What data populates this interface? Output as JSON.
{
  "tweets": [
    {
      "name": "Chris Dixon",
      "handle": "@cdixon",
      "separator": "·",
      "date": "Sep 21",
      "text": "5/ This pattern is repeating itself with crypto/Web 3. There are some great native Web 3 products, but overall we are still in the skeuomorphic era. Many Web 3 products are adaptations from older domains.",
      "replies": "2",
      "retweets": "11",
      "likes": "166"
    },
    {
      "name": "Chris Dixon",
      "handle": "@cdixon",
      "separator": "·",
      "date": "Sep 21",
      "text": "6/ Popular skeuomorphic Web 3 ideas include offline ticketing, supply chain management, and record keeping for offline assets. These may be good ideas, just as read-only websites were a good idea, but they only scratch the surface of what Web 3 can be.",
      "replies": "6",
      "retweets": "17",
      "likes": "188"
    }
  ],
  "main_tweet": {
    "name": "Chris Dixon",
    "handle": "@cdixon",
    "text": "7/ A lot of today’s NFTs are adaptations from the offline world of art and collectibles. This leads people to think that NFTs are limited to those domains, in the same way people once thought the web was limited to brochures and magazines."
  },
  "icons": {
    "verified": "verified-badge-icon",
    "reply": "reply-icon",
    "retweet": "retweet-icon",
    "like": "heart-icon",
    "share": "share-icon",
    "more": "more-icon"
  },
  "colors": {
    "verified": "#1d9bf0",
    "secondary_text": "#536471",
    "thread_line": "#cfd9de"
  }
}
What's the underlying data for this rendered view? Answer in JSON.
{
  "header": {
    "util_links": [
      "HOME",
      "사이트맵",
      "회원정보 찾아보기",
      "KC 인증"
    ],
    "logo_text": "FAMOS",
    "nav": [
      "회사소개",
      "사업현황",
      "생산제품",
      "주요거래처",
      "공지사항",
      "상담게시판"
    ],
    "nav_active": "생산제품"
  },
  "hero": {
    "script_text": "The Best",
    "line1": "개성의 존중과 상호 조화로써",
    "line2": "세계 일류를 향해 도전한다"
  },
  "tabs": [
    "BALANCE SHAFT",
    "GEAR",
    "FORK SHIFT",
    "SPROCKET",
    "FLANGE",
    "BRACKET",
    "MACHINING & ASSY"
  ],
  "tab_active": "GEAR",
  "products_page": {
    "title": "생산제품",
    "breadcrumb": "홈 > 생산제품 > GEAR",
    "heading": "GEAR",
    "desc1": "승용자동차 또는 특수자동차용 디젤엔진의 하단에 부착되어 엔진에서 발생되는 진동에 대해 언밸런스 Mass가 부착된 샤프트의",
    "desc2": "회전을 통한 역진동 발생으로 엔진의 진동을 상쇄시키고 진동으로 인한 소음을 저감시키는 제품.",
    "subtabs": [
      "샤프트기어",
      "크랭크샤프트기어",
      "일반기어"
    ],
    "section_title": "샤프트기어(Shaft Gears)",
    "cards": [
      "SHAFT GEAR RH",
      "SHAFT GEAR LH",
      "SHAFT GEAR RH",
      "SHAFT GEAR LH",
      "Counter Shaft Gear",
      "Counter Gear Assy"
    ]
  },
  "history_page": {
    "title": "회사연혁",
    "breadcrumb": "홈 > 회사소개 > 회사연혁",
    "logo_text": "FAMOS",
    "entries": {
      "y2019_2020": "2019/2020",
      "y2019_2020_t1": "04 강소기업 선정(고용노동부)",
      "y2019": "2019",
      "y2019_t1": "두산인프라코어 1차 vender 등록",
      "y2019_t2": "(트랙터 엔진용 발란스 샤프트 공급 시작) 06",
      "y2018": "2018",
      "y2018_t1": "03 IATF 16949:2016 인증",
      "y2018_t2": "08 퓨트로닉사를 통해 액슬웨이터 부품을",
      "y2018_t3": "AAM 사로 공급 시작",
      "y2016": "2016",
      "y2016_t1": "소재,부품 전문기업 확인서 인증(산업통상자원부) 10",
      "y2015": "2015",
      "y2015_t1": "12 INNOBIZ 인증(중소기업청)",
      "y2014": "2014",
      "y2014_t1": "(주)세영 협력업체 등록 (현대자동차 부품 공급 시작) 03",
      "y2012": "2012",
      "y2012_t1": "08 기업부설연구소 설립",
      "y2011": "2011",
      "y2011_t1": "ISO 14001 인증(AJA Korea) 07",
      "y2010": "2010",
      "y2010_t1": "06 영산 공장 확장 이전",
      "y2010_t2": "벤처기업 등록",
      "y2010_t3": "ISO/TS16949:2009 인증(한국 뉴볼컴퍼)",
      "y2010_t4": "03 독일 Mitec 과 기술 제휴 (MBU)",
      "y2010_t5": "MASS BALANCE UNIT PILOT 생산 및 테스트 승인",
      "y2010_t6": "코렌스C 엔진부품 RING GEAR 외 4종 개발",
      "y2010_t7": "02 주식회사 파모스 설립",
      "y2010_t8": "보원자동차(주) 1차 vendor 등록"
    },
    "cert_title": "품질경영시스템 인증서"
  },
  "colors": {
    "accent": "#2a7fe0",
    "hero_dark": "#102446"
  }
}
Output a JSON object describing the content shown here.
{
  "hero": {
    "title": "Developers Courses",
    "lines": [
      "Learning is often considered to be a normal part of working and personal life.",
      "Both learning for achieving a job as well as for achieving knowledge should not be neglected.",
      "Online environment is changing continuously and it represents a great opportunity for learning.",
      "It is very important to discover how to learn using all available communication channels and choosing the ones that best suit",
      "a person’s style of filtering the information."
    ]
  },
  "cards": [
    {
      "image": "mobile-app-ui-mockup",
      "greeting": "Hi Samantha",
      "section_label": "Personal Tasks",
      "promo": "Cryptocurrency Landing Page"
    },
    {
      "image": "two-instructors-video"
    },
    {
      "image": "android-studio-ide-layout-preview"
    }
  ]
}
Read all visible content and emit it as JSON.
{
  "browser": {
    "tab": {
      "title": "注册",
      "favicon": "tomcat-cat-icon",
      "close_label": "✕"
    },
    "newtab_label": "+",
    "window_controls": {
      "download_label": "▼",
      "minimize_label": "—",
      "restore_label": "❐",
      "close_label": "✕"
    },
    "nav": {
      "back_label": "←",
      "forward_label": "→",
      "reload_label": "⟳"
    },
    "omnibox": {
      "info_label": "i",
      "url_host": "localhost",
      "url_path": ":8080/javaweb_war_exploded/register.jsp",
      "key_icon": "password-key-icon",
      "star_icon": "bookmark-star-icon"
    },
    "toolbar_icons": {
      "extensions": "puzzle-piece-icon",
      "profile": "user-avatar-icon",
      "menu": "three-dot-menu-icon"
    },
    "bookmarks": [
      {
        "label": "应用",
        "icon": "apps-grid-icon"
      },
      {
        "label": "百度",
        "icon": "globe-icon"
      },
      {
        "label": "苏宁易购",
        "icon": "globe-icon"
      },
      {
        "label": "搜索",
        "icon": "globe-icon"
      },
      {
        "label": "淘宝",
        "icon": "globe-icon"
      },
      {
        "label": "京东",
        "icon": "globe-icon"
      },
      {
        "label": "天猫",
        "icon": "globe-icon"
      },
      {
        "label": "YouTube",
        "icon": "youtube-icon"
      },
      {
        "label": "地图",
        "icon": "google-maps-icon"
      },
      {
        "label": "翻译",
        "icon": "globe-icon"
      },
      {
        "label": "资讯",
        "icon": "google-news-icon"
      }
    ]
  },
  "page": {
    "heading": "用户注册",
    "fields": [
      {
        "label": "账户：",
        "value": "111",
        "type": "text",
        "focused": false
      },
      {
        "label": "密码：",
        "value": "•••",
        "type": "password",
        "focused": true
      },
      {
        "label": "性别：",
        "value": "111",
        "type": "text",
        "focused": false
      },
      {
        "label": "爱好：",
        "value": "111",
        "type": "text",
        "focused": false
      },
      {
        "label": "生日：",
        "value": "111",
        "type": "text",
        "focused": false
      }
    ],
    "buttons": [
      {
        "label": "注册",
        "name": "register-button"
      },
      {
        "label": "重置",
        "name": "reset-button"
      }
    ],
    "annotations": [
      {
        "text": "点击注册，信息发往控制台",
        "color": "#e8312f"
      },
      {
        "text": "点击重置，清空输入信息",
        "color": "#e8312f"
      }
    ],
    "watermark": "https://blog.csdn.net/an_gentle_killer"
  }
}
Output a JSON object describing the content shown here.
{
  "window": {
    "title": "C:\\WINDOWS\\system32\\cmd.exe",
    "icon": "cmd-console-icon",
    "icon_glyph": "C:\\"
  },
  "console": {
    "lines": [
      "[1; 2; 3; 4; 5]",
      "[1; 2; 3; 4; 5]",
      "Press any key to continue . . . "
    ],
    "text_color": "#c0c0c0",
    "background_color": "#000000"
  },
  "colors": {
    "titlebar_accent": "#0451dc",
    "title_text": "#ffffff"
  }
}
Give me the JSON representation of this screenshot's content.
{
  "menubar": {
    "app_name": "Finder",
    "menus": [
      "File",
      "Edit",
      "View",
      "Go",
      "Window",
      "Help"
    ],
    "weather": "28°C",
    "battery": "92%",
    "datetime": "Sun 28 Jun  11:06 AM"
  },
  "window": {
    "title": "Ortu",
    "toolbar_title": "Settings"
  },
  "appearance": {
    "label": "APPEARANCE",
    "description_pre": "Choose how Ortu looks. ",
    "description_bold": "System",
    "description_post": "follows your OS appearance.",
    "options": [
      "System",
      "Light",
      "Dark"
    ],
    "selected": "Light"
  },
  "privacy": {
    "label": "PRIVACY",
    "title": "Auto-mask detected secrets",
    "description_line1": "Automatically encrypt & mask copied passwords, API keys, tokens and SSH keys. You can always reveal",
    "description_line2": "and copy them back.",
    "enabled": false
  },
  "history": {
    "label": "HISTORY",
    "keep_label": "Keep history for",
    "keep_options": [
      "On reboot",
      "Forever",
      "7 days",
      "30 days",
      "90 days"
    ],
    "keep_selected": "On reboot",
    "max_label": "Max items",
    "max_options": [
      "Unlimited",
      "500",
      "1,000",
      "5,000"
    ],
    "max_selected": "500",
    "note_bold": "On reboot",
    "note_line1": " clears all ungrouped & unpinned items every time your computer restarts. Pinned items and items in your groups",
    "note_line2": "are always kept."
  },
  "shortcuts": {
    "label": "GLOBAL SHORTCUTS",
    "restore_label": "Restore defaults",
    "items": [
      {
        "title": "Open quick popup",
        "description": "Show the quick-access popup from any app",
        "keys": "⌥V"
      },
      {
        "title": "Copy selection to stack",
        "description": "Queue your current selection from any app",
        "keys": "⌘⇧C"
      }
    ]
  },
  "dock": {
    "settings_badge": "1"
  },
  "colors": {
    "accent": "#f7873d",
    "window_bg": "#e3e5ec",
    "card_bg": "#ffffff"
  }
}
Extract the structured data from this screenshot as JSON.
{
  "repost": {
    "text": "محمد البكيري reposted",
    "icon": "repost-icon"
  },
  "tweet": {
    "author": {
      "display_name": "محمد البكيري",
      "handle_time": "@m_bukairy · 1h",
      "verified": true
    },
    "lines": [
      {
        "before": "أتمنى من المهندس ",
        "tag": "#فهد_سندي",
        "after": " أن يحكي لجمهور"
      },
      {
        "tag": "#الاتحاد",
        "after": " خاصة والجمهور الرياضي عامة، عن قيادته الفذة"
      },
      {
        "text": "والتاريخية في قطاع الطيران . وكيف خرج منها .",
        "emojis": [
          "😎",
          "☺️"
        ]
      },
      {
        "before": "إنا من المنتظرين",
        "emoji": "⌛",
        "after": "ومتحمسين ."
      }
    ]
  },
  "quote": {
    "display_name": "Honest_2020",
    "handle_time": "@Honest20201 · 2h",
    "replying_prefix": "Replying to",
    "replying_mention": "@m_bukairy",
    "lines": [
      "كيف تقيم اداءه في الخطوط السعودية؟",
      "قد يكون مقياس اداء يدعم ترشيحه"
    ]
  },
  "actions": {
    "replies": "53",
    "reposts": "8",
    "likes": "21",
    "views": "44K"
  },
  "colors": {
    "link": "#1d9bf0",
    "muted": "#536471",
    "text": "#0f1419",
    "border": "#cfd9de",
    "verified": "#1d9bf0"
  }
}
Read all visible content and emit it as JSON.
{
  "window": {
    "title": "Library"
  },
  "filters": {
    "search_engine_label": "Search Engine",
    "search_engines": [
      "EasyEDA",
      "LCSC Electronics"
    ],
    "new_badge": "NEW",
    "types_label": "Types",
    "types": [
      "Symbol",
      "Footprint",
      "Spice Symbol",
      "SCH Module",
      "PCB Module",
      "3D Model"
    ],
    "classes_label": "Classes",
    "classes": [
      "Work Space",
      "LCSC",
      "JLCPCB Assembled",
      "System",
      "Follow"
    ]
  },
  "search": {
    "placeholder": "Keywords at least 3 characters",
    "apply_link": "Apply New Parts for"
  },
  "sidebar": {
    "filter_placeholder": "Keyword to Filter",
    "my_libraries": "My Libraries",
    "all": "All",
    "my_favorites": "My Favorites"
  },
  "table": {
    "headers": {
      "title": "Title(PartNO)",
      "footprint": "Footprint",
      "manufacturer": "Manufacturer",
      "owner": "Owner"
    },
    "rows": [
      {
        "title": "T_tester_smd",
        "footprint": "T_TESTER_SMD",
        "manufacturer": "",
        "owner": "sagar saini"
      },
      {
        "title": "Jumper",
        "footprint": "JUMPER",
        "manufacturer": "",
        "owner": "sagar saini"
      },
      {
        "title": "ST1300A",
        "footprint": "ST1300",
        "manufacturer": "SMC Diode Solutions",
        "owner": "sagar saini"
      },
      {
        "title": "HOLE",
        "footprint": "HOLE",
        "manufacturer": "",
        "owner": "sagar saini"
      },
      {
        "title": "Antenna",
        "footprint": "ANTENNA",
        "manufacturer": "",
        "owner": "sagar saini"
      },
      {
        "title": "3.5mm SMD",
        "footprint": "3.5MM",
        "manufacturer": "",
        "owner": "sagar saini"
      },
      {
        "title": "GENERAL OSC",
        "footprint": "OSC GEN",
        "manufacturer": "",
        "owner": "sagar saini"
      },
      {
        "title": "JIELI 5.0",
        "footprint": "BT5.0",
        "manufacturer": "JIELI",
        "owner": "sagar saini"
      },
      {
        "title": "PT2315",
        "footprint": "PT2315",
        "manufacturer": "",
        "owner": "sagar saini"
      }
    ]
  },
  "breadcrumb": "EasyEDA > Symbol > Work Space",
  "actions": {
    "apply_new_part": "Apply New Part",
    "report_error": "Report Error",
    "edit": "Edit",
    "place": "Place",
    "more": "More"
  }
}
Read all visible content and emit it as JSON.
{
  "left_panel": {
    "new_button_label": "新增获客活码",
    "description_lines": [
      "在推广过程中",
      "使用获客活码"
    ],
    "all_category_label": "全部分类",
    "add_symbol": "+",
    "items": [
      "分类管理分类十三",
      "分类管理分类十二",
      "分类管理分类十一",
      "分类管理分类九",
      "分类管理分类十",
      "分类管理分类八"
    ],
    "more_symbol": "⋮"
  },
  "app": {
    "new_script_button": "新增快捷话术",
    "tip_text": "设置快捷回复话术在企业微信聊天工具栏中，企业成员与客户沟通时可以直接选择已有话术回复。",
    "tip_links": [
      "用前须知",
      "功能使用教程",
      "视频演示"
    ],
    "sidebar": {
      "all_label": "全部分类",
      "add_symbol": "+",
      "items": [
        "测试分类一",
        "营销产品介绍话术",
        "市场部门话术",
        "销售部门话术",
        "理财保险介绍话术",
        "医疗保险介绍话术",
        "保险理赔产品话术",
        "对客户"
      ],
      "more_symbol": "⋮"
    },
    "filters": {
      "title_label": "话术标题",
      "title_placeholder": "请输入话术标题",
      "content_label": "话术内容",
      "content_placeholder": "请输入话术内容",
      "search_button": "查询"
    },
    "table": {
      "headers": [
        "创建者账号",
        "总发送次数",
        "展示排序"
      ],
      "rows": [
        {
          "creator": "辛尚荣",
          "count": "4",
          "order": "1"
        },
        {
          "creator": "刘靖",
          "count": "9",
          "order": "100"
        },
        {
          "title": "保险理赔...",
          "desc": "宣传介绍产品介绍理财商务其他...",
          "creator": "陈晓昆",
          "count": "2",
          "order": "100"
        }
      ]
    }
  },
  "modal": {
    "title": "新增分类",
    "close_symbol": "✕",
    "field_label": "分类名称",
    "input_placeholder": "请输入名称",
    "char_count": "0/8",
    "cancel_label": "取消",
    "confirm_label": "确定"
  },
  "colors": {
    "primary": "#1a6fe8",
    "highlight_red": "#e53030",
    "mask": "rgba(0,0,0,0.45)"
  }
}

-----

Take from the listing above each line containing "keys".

    "description_line1": "Automatically encrypt & mask copied passwords, API keys, tokens and SSH keys. You can always reveal",
        "keys": "⌥V"
        "keys": "⌘⇧C"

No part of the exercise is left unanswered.